Problem description — Whenever a line of the material contains the string "icon", it should be copied.
*** Data extracts ***
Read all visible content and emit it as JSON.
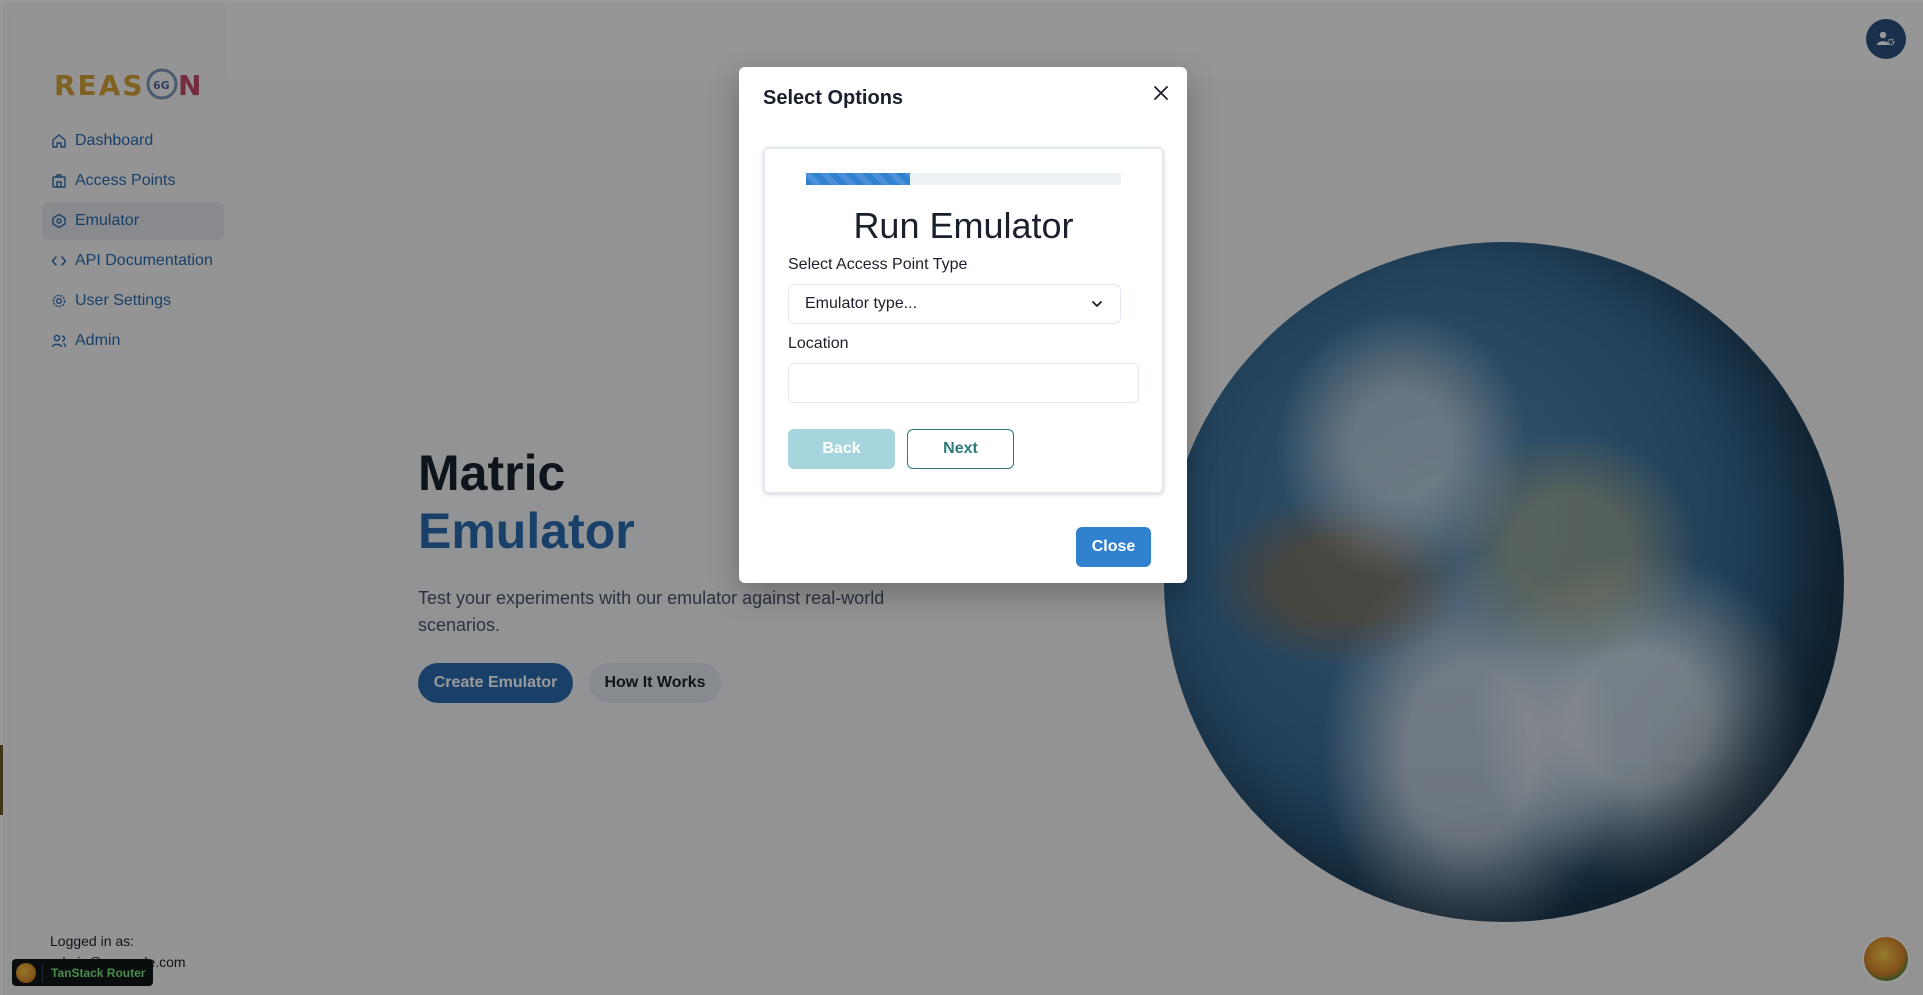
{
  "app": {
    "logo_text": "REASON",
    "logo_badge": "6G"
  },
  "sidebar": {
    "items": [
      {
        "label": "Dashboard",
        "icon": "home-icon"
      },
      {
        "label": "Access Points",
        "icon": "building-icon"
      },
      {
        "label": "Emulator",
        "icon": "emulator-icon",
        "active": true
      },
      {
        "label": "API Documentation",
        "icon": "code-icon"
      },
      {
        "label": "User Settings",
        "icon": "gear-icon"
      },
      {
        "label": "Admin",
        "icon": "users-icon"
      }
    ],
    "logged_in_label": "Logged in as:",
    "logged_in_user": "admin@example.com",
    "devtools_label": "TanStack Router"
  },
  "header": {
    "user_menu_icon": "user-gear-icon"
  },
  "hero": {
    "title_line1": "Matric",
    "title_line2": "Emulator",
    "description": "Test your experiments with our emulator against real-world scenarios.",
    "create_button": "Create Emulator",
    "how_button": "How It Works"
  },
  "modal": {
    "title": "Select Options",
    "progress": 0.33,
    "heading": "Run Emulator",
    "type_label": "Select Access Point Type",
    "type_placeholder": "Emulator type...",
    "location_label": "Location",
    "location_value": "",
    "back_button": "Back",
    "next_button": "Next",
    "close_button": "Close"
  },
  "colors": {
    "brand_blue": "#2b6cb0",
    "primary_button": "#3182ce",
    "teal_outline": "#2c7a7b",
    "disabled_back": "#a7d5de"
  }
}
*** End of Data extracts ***
Solution —
        "icon": "home-icon"
        "icon": "building-icon"
        "icon": "emulator-icon",
        "icon": "code-icon"
        "icon": "gear-icon"
        "icon": "users-icon"
    "user_menu_icon": "user-gear-icon"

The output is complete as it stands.